* **Record excerpts**
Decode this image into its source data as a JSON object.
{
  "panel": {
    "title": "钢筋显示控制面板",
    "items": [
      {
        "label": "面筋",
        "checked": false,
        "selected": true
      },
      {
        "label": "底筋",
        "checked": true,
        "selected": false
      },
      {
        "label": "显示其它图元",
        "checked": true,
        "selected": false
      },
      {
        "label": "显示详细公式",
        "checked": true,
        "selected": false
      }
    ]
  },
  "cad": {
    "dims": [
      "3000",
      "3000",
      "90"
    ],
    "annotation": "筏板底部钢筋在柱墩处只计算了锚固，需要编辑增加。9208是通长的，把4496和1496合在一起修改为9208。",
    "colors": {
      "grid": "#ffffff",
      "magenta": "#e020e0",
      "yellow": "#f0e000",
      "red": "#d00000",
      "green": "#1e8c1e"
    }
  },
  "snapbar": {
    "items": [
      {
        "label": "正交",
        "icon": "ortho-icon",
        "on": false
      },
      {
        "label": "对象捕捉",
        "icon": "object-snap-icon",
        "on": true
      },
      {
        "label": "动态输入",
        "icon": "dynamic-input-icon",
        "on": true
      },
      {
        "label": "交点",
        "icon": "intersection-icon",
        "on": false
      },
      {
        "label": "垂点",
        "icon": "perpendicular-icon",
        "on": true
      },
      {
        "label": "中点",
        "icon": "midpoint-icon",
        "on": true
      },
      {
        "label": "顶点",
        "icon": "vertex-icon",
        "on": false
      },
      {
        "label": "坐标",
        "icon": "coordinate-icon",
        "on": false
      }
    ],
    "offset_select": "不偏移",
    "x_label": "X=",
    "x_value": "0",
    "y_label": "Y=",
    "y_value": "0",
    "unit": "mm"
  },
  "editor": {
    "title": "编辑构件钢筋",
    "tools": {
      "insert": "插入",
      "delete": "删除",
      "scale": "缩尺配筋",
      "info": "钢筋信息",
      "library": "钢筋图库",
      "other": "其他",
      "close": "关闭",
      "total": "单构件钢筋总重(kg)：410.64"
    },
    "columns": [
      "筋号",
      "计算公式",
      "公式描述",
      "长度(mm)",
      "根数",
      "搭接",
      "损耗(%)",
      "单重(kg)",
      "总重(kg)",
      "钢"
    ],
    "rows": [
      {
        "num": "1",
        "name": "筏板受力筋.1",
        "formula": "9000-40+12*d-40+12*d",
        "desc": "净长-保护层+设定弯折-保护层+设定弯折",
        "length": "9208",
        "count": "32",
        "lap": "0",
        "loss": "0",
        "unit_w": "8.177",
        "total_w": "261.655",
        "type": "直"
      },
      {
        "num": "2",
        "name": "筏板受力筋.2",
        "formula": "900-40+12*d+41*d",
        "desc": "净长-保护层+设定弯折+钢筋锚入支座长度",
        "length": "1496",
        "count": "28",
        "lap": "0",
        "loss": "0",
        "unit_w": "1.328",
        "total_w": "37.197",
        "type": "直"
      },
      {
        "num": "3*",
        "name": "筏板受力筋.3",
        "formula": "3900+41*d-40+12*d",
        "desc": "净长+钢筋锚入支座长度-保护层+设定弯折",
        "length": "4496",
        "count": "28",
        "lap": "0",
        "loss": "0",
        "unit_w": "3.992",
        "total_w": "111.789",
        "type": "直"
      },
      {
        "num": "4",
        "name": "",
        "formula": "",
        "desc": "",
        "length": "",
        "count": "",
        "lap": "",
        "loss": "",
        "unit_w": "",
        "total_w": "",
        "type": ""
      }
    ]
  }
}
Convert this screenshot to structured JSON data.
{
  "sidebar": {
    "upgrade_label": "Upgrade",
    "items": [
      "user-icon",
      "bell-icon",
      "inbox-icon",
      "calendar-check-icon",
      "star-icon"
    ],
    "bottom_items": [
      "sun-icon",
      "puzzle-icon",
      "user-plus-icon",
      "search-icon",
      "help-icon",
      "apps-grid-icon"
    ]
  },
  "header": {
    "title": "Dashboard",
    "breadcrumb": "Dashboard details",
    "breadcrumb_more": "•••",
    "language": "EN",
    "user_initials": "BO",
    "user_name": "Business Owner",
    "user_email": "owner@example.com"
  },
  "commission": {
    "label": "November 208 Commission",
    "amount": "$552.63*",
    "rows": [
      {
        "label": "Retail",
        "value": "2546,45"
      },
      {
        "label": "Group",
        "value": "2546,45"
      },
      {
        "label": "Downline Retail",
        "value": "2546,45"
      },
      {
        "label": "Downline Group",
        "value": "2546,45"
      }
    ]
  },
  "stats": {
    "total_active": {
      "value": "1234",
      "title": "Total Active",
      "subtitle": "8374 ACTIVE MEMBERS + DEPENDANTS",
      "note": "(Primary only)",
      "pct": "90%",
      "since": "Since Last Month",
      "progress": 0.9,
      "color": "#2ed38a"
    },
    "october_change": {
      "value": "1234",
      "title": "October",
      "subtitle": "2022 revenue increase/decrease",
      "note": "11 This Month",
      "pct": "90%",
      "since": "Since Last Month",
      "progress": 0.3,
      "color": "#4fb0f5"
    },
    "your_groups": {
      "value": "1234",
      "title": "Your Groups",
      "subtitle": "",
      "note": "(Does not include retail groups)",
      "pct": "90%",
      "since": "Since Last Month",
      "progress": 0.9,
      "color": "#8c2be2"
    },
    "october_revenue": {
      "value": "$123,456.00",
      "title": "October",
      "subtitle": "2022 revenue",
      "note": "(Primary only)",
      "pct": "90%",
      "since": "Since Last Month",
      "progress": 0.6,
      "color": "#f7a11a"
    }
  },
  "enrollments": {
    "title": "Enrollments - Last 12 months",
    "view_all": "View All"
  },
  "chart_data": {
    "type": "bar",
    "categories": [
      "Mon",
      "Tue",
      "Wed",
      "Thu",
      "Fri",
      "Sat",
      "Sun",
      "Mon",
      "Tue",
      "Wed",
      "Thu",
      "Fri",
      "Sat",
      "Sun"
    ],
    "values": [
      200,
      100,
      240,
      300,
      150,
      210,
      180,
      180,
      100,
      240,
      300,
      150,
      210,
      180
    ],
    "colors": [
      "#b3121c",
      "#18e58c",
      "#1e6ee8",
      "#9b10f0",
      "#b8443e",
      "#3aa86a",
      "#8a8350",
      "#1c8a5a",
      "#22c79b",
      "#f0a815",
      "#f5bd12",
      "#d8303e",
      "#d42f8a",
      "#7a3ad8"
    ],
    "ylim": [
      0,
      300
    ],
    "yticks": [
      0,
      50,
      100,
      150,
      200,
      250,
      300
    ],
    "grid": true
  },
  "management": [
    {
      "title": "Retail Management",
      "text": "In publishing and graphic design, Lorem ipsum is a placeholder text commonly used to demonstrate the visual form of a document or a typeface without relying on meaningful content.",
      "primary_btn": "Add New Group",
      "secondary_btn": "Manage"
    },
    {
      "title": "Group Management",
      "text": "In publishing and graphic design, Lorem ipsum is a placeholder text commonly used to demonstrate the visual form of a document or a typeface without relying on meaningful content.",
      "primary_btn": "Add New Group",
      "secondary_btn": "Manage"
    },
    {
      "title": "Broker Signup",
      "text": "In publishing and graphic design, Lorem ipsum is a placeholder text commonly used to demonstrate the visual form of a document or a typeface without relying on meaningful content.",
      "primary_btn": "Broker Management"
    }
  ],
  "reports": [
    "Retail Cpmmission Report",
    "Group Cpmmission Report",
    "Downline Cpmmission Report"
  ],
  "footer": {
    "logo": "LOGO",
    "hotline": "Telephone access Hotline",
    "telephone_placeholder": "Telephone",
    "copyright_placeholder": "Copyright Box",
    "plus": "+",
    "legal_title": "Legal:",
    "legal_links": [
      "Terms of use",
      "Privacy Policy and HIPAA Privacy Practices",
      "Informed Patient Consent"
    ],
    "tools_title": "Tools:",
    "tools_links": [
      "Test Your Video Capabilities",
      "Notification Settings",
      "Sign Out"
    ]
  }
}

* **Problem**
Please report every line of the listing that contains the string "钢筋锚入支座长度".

* **Answer below**
        "desc": "净长-保护层+设定弯折+钢筋锚入支座长度",
        "desc": "净长+钢筋锚入支座长度-保护层+设定弯折",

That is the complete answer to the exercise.